Problem to work on:
From the first line to the last, set down the material exactly and drop every picture.

Data for analysis:
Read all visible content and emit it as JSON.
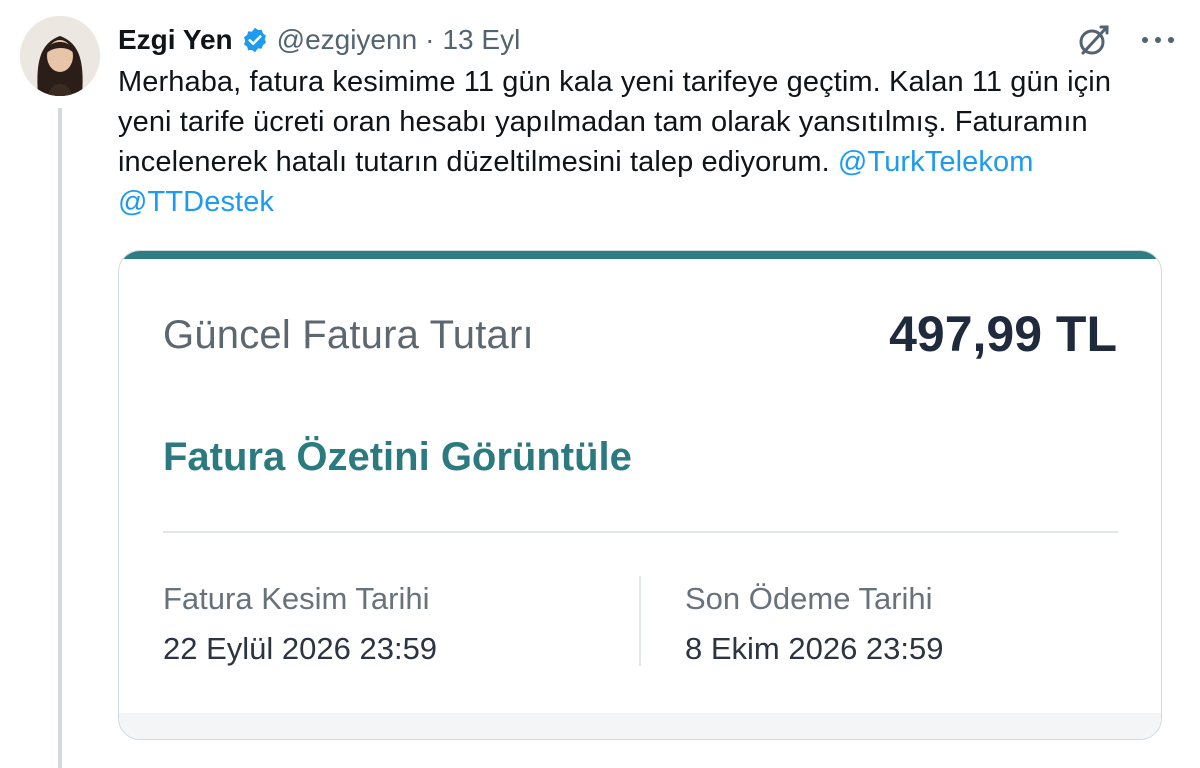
{
  "tweet": {
    "author": {
      "display_name": "Ezgi Yen",
      "handle": "@ezgiyenn",
      "verified": true
    },
    "separator": "·",
    "date": "13 Eyl",
    "text_line1": "Merhaba, fatura kesimime 11 gün kala yeni tarifeye geçtim. Kalan 11 gün için",
    "text_line2": "yeni tarife ücreti oran hesabı yapılmadan tam olarak yansıtılmış. Faturamın",
    "text_line3": "incelenerek hatalı tutarın düzeltilmesini talep ediyorum.",
    "mention1": "@TurkTelekom",
    "mention2": "@TTDestek",
    "icons": {
      "verified": "verified-badge-icon",
      "grok": "grok-icon",
      "more": "more-icon"
    },
    "colors": {
      "mention": "#1d9bf0",
      "verified": "#1d9bf0"
    }
  },
  "card": {
    "amount_label": "Güncel Fatura Tutarı",
    "amount_value": "497,99 TL",
    "summary_link": "Fatura Özetini Görüntüle",
    "left_label": "Fatura Kesim Tarihi",
    "left_value": "22 Eylül 2026 23:59",
    "right_label": "Son Ödeme Tarihi",
    "right_value": "8 Ekim 2026 23:59",
    "colors": {
      "accent": "#2e7d83",
      "amount": "#1f2a3c"
    }
  }
}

Solution:
Read all visible content and emit it as JSON.
{
  "tweet": {
    "author": {
      "display_name": "Ezgi Yen",
      "handle": "@ezgiyenn",
      "verified": true
    },
    "separator": "·",
    "date": "13 Eyl",
    "text_line1": "Merhaba, fatura kesimime 11 gün kala yeni tarifeye geçtim. Kalan 11 gün için",
    "text_line2": "yeni tarife ücreti oran hesabı yapılmadan tam olarak yansıtılmış. Faturamın",
    "text_line3": "incelenerek hatalı tutarın düzeltilmesini talep ediyorum.",
    "mention1": "@TurkTelekom",
    "mention2": "@TTDestek",
    "icons": {
      "verified": "verified-badge-icon",
      "grok": "grok-icon",
      "more": "more-icon"
    },
    "colors": {
      "mention": "#1d9bf0",
      "verified": "#1d9bf0"
    }
  },
  "card": {
    "amount_label": "Güncel Fatura Tutarı",
    "amount_value": "497,99 TL",
    "summary_link": "Fatura Özetini Görüntüle",
    "left_label": "Fatura Kesim Tarihi",
    "left_value": "22 Eylül 2026 23:59",
    "right_label": "Son Ödeme Tarihi",
    "right_value": "8 Ekim 2026 23:59",
    "colors": {
      "accent": "#2e7d83",
      "amount": "#1f2a3c"
    }
  }
}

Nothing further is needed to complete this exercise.